On April 28, Universal is set to release "United 93," a full-length feature film about the events surrounding the fateful flight crashed by passengers in a field in Pennsylvania on Sept. 11, 2001. Previews in Los Angeles and New York have already drawn intense scrutiny and emotional reaction. Time reported that audience members in Hollywood shouted "Too soon!" as the trailer was screened; a New York theater actually pulled the trailer after audience complaints.
The preview itself is straightforward. The first minute or so consists of typical flight commuting talk as passengers board flight 93 -- "unfortunately, it looks like it's going to be about a 30 minute delay," "we're currently number one for departure," etc. Cut to air traffic controllers viewing the two aircraft plowing into the World Trade Center towers. Back aboard flight 93, pilots are informed of the terrorist attacks. Suddenly, an Arab man rips open his shirt to reveal a red tool-belt; the passengers are stunned, terrified.
They begin to organize. "We have to do it now, because we know what happens if we just sit here and do nothing," one man tells his family over an Airfone. As the passengers gather to plan their final act of heroism, the screen informs us, "On the day we faced fear … We also found courage."
Is it too soon? It may be too late. Since Sept. 11, the press has buried all photos and video of the horrific attacks. Five years later, the War on Terror is at low ebb, with the latest Gallup poll showing Americans are more worried about health care than about terrorism. Only 39 percent of self-labeled independents consider terrorism a major worry, along with 47 percent of Democrats and 52 percent of Republicans. It is no wonder that President Bush's support base for the War on Terror has declined dramatically over the last few years -- Americans, encouraged by the media's silence, are simply complacent about terrorism.
We can't have it both ways. If terrorism is a major worry, we ought to confront the problem. If it isn't, there's no harm in reminding Americans that the threat still exists, that proof of the seriousness of the threat can be found in a giant crater in the center of New York City, as well as a large hole in a Pennsylvania field and a newly-restored section of the Pentagon.
For too long, Hollywood has been silent, and Americans, attempting to slip back into a pre-Sept. 11 reverie, have accepted that silence with gratitude. Sept. 11 was a painful wound, but that is no excuse for forgetting it. Those for whom Sept. 11 was most painful -- family members of those who died in Flight 93, for example -- have unanimously supported the picture. Carole O'Hare, whose mother died aboard Flight 93, told Time why she supported the filmmakers: "This story has to be told to honor the passengers and crew for what they did … But more than that, it raises awareness. Our ports aren't secure. Our borders aren't secure. Our airlines still aren't secure, and this is what happens when you're not secure. That's the message I want people to hear."
During World War II, moviegoers were constantly treated to newsreels depicting the damage at Pearl Harbor, along with current events on both the Pacific and European fronts.
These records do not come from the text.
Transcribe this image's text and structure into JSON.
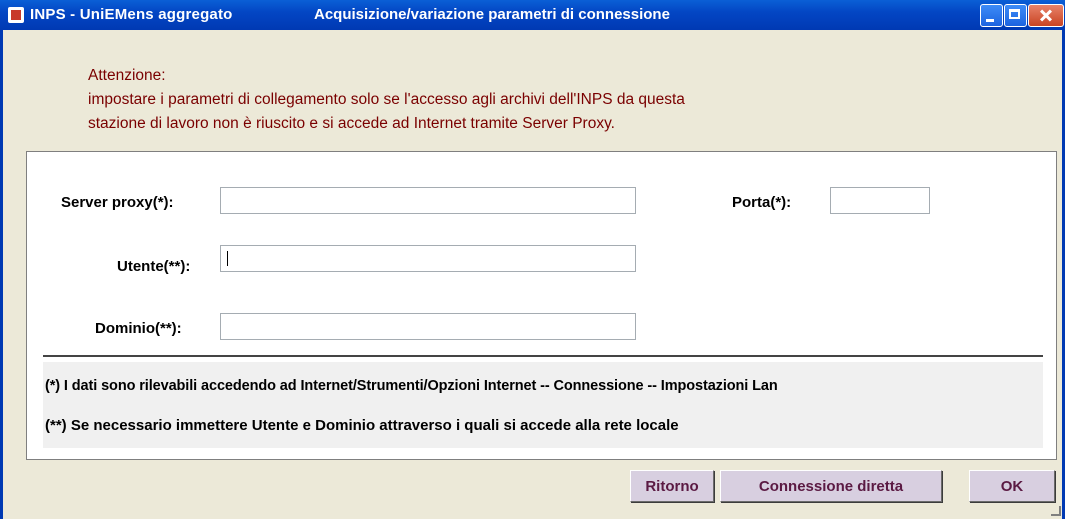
{
  "window": {
    "title_app": "INPS - UniEMens aggregato",
    "title_sub": "Acquisizione/variazione parametri di connessione"
  },
  "warning": {
    "heading": "Attenzione:",
    "line1": "impostare i parametri di collegamento solo se l'accesso agli archivi dell'INPS da questa",
    "line2": "stazione di lavoro non è riuscito e si accede ad Internet tramite Server Proxy."
  },
  "form": {
    "server_proxy": {
      "label": "Server proxy(*):",
      "value": ""
    },
    "porta": {
      "label": "Porta(*):",
      "value": ""
    },
    "utente": {
      "label": "Utente(**):",
      "value": ""
    },
    "dominio": {
      "label": "Dominio(**):",
      "value": ""
    }
  },
  "notes": {
    "note1": "(*) I dati sono rilevabili accedendo ad Internet/Strumenti/Opzioni Internet  -- Connessione  -- Impostazioni Lan",
    "note2": "(**) Se necessario immettere Utente e Dominio attraverso i quali si accede alla rete locale"
  },
  "buttons": {
    "ritorno": "Ritorno",
    "connessione_diretta": "Connessione diretta",
    "ok": "OK"
  },
  "colors": {
    "titlebar": "#0346c4",
    "warning_text": "#7a0000",
    "button_bg": "#d8cfe0",
    "button_text": "#5b1a43",
    "window_bg": "#ece9d8"
  }
}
Hollywood churned out hundreds of World War II pictures, the vast majority pushing for further American involvement in defeating Germany and Japan and celebrating the heroism of men and women involved in the war effort.
Since Sept. 11, by contrast, TV news channels specifically dedicated to explaining current events have stopped showing the Sept. 11 footage. We're told that the news media censors such horrible pictures out of sensitivity to the families of the victims. At the same time, the media pleads for more pictures of body bags coming back from Afghanistan and Iraq. Apparently, sensitivity only extends as far as the media's antiwar agenda. Meanwhile, Hollywood has been silent about Sept. 11 and the War on Terror, other than to claim that war in the Middle East is driven by thirst for oil ("Syriana") or that President Bush is a war criminal ("Fahrenheit 9/11"). Chances are that Oliver Stone's "World Trade Center" will follow in the footsteps of such artistic misinformation.
It is about time Americans were reacquainted with the cost of complacence. It is about time Americans were shown the face of our enemy -- it is time we were reminded what they fight for, so clearly visible in the burning towers, the plummeting bodies and the exploding airplanes of Sept. 11. Accurate depictions of the bravery and evil that we saw on Sept. 11 are necessary.